Given data
————

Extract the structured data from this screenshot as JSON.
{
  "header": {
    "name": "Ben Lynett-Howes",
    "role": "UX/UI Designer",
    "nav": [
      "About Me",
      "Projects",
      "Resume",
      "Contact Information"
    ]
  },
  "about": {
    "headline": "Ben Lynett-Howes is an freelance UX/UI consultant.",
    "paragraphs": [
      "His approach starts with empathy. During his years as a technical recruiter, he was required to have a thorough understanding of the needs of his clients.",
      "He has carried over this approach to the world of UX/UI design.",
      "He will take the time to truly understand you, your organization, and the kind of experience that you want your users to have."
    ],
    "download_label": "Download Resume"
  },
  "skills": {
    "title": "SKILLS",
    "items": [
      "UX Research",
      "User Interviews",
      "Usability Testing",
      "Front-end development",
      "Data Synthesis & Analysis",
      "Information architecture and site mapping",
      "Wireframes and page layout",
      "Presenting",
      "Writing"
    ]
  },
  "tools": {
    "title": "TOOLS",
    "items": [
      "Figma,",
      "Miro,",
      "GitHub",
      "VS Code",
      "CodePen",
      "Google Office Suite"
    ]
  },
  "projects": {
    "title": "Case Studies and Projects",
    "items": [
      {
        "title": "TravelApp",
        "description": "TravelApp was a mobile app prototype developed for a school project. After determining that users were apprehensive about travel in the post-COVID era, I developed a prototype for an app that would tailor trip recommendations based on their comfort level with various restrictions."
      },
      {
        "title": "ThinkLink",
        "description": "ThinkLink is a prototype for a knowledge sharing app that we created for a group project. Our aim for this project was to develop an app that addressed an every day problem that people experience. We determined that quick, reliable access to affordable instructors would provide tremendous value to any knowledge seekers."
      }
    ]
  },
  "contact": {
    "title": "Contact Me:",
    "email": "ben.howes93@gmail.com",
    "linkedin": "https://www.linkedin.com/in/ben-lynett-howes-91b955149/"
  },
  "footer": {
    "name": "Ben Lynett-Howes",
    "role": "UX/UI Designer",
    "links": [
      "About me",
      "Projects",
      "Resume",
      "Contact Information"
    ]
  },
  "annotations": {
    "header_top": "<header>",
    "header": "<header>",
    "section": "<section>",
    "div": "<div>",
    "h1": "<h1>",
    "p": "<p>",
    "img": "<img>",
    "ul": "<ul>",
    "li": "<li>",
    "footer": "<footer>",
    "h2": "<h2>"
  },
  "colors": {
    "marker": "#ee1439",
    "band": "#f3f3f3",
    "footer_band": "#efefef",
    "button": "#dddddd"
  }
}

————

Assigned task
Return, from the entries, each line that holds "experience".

Written response
      "He will take the time to truly understand you, your organization, and the kind of experience that you want your users to have."
        "description": "ThinkLink is a prototype for a knowledge sharing app that we created for a group project. Our aim for this project was to develop an app that addressed an every day problem that people experience. We determined that quick, reliable access to affordable instructors would provide tremendous value to any knowledge seekers."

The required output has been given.